Yep, lots of good things have happened. My network of educators around the country (and beyond) has really paid off as far as getting contracts from friends and from friends of friends. I’ve been able to do some really fun and fascinating work for a variety of clients. Much to my delight, I never was faced with the same project or task twice. Always something new, always more to learn, always the next challenge.
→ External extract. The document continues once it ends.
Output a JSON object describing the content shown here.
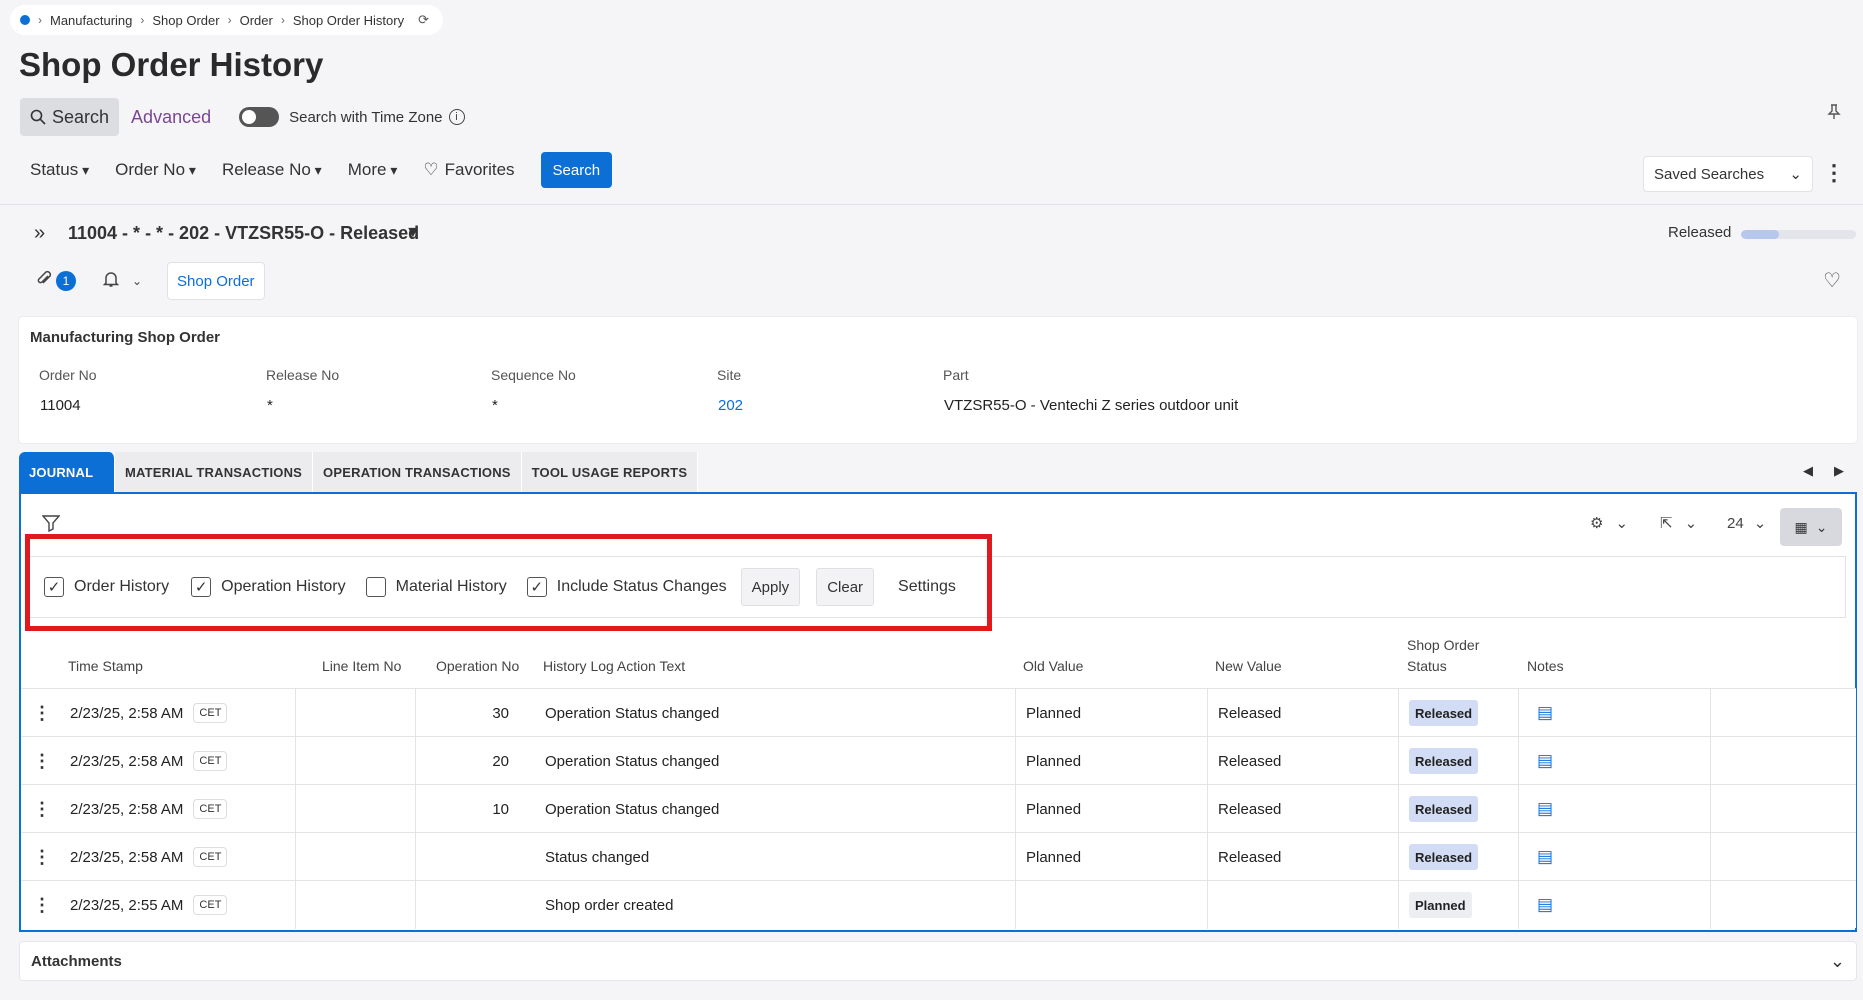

At the same time, it’s been a real roller coaster ride from a financial perspective. Overall, it was a definite reduction of the income with which we had grown accustomed. However, less income wasn’t the problem. Uncertainty about future income was a significant problem. I often talked about how I had a long list of “maybes” and how I needed a fair number of those maybes to turn into “yeses.” Sometimes a maybe turned into an actual contract for work to be done, but often times they didn’t. With three kids to put through college, the maybes really start to take a toll on you. “Maybe I’ll get that contract with XYZ College” quickly turns into “maybe I’ll be able to pay for my kids to go to college.”
When I told people about my adventure as a self-employed person working on the fringes of higher education, my standard line was something like this: “Being self-employed is a whole lot like being unemployed – just different paperwork.”
I’ve know for about the past year that I really wasn’t interested in trying to get another job at a college or university. I pretty much have a been-there, done-that feeling along those lines. 27 years working inside higher ed seems like enough, especially considering the uncertainty of those jobs going forward (I’m living proof of that). I was pretty sure that I wanted to always work in some way connected to higher ed, just not necessarily in the middle of it. That’s why the consulting gig was a good thing, but not perfect. That’s also why I think my next adventure will be totally awesome. I get to continue working in the education sector, I get to have a regular paycheck and other benefits, and I get to engage in totally new and exciting work with people that I genuinely like and admire.
Next week I’ll be ready to spill the beans about where this next chapter will be written and with whom. Until then, just know that this feels 100% right.
Thanks very much to my clients over the past 16 months; including Roane State CC, Minnesota State College – Southeast Technical, Broward College, MnSCU System Office, MnSCU 360 Program, Rowan-Cabarrus CC, TBR-ROCC, MCCVLC, all my webinar subscribers, and the many speaking engagements such as ELCC, Montana XLi, MODLA, WITC, SHOT, SC4, Gogebic CC, UW-Eau Claire, Davenport U, UW-Oshkosh, and many others.
Thanks very much to my mentors and references along the way: John, Kathy, Gary, Jowell, Myk, James, Lisa, and many more.
Thanks to my special colleagues, too numerous to mention, and too easy to leave some out. You know who you are (I hope!!).
This is starting to sound like an obit, which it most definitely is not. Just turning the page and moving on to the next chapter. Over the next month I’ll be wrapping up work on a couple of consulting projects and a few speaking engagements, and then I’ll be starting a new adventure. Next week I’ll be ready to tell you about that adventure.